As they counted down the last seconds 10-9-8-7-6-5-4-3-2-1, contestants stuffed whatever they could in their mouths. Cheeks were ballooned like Louis Armstrong's cheeks when he plays his horn. Organizers vocalized that the contestants should take their time to chew the last of the shrimp before swallowing. One contestant in obvious distress from all the food laid down on the platform in what seemed an effort to equalize the shrimp throughout his body.

The contest organizers called for a woman, man and child to participate in a one minute contest and the young man one a prize package of branded items. By this time they had finished the tally and the winning total was 89 shrimp consumed in the 10 minute contest. (equal to about 4 pounds of shrimp).

There was some controversy prior to the national contest from the "competitive eaters association" when a professional competitive eater called foul.

So before I packed up my Old Bay samples and went into the pavilion to cool down for a bit I enjoyed some steamed shrimp. Of course the little cup with 2 shrimp each wasn't enough so I went back for more. I stopped feeling guilty when I saw one woman with a plastic Old Bay cup the size of a Big Gulp brimming with shrimp.

There is a lot of back story to Old Bay Seasoning and how it came about. One interesting story is that many years ago the Arcadians in their travels before arriving in New Orleans spent time on the Eastern Shore and possibly could have started the seasonings for crabs. It is also said that it was a general store owner at the docks who would take the last of each spice bins and mix it with the other leftovers and sold it off to the crabbers. There is probably truth in both.

If you haven't used Old Bay seasoning you should, it isn't just for shrimp and crabs...try it in a Frogmore Stew, corn on the cob or potato salad.

Thursday, September 01, 2005

I Should Be Working

I should be working, working on my public relations, marketing, media service company but I'm intrigued with blogging and I'm typing my first post or in food venacular, putting my fingers in the frosting.

A couple months ago I started the Dining Dish E-Newsletter and have found the information piling up that I want to write about so I thought blogging is the next best way to make the 'foodie' news more timely and available to my subscribers.

My goal is posting anything from local Baltimore & Washington DC food news to new cookbooks hitting the shelves. As I learn the capabilities of blogging the site will be expanded.

Grab a seat as a "child of the 60's" navigates the world of blogging.

May I direct you to two stories in the August 31,2005 Washington Post one from self exiled restaurateur David Hagedorn called On Cheapskates and Scams (POINT) and Phyllis Richman's Ex Critic: Hey! 'Rude' Diners are your Meal Ticket (COUNTER POINT). The conflict is a restaurateur who is burned out by all the shenanigans of the public who tend to abuse restaurants to the former food critic of the Washington Post taking the consumers view. Some where in the middle is the truth. I've waited a table or two in my day and more so, as an avid consumer of many restaurants from the 'quick bite' sandwich shop to the most formal restaurants in the country I see both sides.

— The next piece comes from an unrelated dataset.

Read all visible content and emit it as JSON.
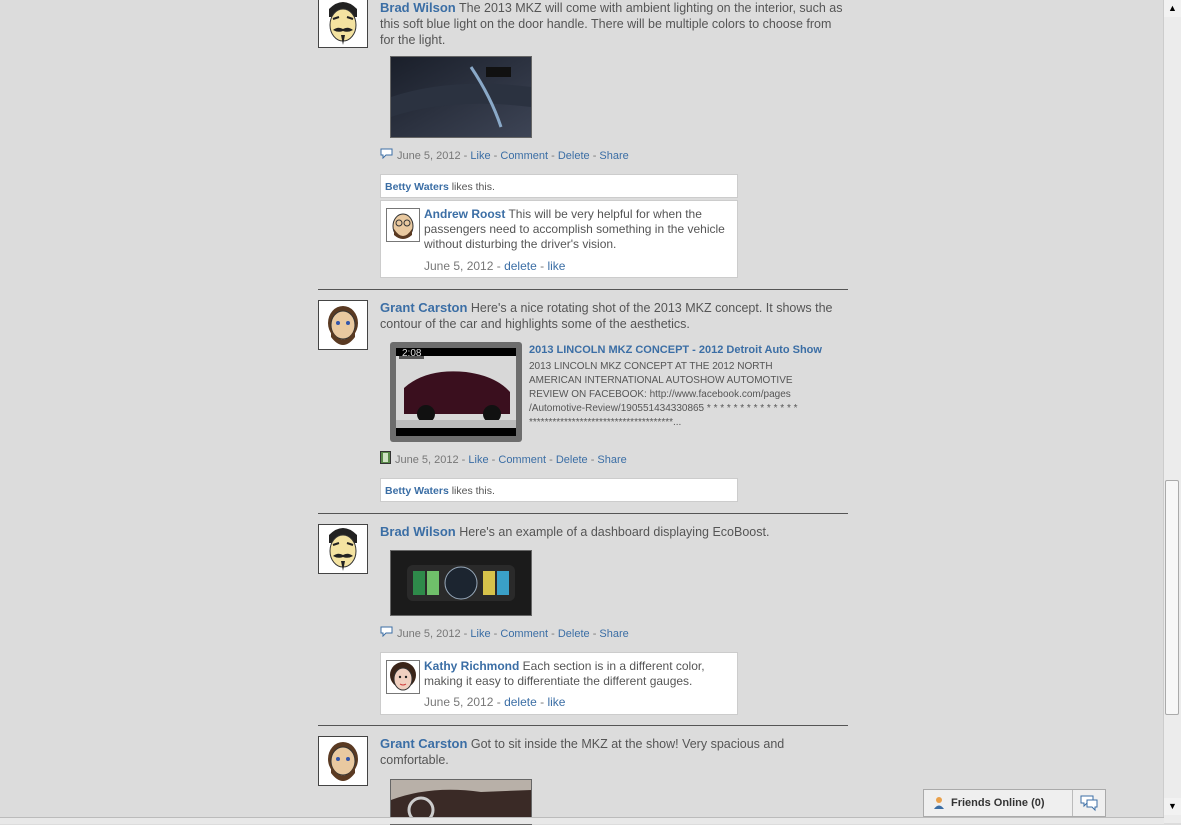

You need to sign in at the Washington Post site but its worth the read and would love to hear your comments.


Blog Widget by LinkWithin